_RECORDS SUPPLIED_
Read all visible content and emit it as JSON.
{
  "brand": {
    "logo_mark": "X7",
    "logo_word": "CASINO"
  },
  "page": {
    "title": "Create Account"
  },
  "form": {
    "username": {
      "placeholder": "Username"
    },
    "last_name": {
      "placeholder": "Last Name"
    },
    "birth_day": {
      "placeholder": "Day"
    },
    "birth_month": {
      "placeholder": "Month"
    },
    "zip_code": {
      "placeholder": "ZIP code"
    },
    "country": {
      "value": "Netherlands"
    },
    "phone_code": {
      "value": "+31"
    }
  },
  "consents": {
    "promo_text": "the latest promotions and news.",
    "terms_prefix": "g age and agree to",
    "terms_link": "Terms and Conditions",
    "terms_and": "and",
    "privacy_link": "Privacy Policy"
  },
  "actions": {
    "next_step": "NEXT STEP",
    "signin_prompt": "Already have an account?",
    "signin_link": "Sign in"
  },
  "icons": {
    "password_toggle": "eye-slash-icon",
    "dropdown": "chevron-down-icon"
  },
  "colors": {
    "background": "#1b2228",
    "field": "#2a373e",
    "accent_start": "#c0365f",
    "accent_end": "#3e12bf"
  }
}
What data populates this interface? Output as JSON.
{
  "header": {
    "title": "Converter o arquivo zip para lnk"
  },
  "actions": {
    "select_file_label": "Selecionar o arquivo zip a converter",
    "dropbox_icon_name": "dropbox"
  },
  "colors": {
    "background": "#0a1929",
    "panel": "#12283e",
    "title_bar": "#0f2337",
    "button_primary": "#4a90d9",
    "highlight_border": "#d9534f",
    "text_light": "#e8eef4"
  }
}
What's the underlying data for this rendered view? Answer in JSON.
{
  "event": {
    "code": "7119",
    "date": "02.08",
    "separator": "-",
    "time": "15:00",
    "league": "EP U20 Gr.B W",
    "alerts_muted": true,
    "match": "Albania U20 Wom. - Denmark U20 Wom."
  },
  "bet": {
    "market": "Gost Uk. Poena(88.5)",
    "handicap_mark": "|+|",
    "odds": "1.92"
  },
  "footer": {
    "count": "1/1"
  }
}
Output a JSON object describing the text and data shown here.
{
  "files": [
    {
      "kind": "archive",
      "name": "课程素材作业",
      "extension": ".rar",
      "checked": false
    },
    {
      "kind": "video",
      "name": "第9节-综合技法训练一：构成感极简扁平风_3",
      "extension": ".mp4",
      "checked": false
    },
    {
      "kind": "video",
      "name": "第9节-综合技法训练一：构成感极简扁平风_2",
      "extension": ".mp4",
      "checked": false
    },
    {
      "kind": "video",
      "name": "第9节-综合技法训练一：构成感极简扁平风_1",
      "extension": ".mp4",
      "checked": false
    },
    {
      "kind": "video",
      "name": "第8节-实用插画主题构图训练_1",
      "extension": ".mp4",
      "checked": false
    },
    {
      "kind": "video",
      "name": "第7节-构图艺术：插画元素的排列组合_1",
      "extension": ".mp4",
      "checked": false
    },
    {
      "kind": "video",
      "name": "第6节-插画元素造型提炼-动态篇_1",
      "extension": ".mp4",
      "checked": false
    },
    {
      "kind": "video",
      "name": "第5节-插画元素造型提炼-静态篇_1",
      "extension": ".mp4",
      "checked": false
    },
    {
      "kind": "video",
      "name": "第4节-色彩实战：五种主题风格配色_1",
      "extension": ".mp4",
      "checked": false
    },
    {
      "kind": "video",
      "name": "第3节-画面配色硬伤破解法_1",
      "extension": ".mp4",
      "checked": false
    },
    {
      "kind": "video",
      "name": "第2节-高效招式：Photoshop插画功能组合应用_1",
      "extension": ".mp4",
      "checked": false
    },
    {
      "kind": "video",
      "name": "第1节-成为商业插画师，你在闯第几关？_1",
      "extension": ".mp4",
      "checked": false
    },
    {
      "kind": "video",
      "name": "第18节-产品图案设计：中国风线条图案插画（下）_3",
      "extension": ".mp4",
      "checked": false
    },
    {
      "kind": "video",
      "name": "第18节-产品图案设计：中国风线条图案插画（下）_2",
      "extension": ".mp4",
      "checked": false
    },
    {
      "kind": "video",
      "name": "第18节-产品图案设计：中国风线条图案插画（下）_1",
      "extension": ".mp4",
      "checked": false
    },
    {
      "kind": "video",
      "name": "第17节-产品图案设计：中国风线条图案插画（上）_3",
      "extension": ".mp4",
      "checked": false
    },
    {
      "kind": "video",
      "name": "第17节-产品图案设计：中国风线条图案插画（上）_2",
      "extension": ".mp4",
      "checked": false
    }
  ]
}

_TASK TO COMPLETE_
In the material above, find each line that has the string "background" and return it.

_ANSWER TO THIS PROBLEM_
    "background": "#1b2228",
    "background": "#0a1929",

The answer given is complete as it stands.